> [Task instructions] The records appear below. Repeat them exactly.

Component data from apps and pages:
>>

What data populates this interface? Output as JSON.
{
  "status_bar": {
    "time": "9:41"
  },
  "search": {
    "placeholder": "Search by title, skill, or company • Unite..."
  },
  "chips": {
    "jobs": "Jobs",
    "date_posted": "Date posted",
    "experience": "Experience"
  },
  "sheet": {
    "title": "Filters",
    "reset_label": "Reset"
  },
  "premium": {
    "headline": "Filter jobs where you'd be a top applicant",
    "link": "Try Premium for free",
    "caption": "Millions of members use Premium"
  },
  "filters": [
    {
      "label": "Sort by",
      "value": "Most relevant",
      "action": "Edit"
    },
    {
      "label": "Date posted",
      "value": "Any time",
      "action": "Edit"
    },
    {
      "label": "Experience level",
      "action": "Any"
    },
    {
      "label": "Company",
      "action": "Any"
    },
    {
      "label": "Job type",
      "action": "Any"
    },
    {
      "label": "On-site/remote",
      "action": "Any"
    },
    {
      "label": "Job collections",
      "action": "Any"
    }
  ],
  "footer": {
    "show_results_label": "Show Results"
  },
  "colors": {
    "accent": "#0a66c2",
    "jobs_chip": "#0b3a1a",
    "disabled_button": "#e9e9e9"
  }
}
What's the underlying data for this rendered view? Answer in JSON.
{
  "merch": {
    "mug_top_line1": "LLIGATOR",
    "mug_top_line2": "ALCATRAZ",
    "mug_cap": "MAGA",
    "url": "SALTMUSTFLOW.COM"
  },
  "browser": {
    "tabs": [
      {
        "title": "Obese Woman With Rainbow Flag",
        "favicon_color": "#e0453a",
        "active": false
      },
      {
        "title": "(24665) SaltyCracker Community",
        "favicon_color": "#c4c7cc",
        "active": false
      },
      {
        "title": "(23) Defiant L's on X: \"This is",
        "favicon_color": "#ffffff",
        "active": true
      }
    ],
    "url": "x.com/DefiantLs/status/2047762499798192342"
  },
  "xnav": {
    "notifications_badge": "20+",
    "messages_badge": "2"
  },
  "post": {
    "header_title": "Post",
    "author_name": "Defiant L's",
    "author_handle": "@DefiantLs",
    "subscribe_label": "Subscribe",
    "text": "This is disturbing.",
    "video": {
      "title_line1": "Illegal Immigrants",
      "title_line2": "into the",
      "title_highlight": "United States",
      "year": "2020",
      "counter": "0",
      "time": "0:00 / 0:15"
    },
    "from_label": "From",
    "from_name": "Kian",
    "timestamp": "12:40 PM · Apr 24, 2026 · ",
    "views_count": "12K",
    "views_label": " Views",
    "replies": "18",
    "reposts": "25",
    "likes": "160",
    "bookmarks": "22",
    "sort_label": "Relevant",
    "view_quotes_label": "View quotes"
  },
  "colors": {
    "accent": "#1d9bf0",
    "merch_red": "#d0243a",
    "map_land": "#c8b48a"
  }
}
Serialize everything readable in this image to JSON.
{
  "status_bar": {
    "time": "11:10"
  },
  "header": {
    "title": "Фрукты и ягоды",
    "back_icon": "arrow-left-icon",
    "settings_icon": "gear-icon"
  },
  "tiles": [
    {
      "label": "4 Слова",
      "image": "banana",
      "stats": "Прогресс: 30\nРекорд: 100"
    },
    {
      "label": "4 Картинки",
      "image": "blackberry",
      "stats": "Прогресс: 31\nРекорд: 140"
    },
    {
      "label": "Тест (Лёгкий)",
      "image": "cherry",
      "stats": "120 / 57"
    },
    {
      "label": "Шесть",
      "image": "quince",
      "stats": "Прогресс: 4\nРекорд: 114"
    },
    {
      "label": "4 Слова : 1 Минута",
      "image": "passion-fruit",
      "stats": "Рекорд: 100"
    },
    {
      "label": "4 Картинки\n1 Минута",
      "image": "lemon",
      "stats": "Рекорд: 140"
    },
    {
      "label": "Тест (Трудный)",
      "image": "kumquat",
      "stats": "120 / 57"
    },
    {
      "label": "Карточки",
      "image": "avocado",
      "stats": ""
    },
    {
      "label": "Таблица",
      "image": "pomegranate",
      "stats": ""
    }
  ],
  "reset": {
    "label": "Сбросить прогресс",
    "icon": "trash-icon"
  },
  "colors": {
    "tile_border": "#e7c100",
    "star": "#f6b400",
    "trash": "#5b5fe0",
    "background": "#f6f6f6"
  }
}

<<

> [Answer section]
What data populates this interface? Output as JSON.
{
  "status_bar": {
    "time": "9:41"
  },
  "search": {
    "placeholder": "Search by title, skill, or company • Unite..."
  },
  "chips": {
    "jobs": "Jobs",
    "date_posted": "Date posted",
    "experience": "Experience"
  },
  "sheet": {
    "title": "Filters",
    "reset_label": "Reset"
  },
  "premium": {
    "headline": "Filter jobs where you'd be a top applicant",
    "link": "Try Premium for free",
    "caption": "Millions of members use Premium"
  },
  "filters": [
    {
      "label": "Sort by",
      "value": "Most relevant",
      "action": "Edit"
    },
    {
      "label": "Date posted",
      "value": "Any time",
      "action": "Edit"
    },
    {
      "label": "Experience level",
      "action": "Any"
    },
    {
      "label": "Company",
      "action": "Any"
    },
    {
      "label": "Job type",
      "action": "Any"
    },
    {
      "label": "On-site/remote",
      "action": "Any"
    },
    {
      "label": "Job collections",
      "action": "Any"
    }
  ],
  "footer": {
    "show_results_label": "Show Results"
  },
  "colors": {
    "accent": "#0a66c2",
    "jobs_chip": "#0b3a1a",
    "disabled_button": "#e9e9e9"
  }
}
What's the underlying data for this rendered view? Answer in JSON.
{
  "merch": {
    "mug_top_line1": "LLIGATOR",
    "mug_top_line2": "ALCATRAZ",
    "mug_cap": "MAGA",
    "url": "SALTMUSTFLOW.COM"
  },
  "browser": {
    "tabs": [
      {
        "title": "Obese Woman With Rainbow Flag",
        "favicon_color": "#e0453a",
        "active": false
      },
      {
        "title": "(24665) SaltyCracker Community",
        "favicon_color": "#c4c7cc",
        "active": false
      },
      {
        "title": "(23) Defiant L's on X: \"This is",
        "favicon_color": "#ffffff",
        "active": true
      }
    ],
    "url": "x.com/DefiantLs/status/2047762499798192342"
  },
  "xnav": {
    "notifications_badge": "20+",
    "messages_badge": "2"
  },
  "post": {
    "header_title": "Post",
    "author_name": "Defiant L's",
    "author_handle": "@DefiantLs",
    "subscribe_label": "Subscribe",
    "text": "This is disturbing.",
    "video": {
      "title_line1": "Illegal Immigrants",
      "title_line2": "into the",
      "title_highlight": "United States",
      "year": "2020",
      "counter": "0",
      "time": "0:00 / 0:15"
    },
    "from_label": "From",
    "from_name": "Kian",
    "timestamp": "12:40 PM · Apr 24, 2026 · ",
    "views_count": "12K",
    "views_label": " Views",
    "replies": "18",
    "reposts": "25",
    "likes": "160",
    "bookmarks": "22",
    "sort_label": "Relevant",
    "view_quotes_label": "View quotes"
  },
  "colors": {
    "accent": "#1d9bf0",
    "merch_red": "#d0243a",
    "map_land": "#c8b48a"
  }
}
Serialize everything readable in this image to JSON.
{
  "status_bar": {
    "time": "11:10"
  },
  "header": {
    "title": "Фрукты и ягоды",
    "back_icon": "arrow-left-icon",
    "settings_icon": "gear-icon"
  },
  "tiles": [
    {
      "label": "4 Слова",
      "image": "banana",
      "stats": "Прогресс: 30\nРекорд: 100"
    },
    {
      "label": "4 Картинки",
      "image": "blackberry",
      "stats": "Прогресс: 31\nРекорд: 140"
    },
    {
      "label": "Тест (Лёгкий)",
      "image": "cherry",
      "stats": "120 / 57"
    },
    {
      "label": "Шесть",
      "image": "quince",
      "stats": "Прогресс: 4\nРекорд: 114"
    },
    {
      "label": "4 Слова : 1 Минута",
      "image": "passion-fruit",
      "stats": "Рекорд: 100"
    },
    {
      "label": "4 Картинки\n1 Минута",
      "image": "lemon",
      "stats": "Рекорд: 140"
    },
    {
      "label": "Тест (Трудный)",
      "image": "kumquat",
      "stats": "120 / 57"
    },
    {
      "label": "Карточки",
      "image": "avocado",
      "stats": ""
    },
    {
      "label": "Таблица",
      "image": "pomegranate",
      "stats": ""
    }
  ],
  "reset": {
    "label": "Сбросить прогресс",
    "icon": "trash-icon"
  },
  "colors": {
    "tile_border": "#e7c100",
    "star": "#f6b400",
    "trash": "#5b5fe0",
    "background": "#f6f6f6"
  }
}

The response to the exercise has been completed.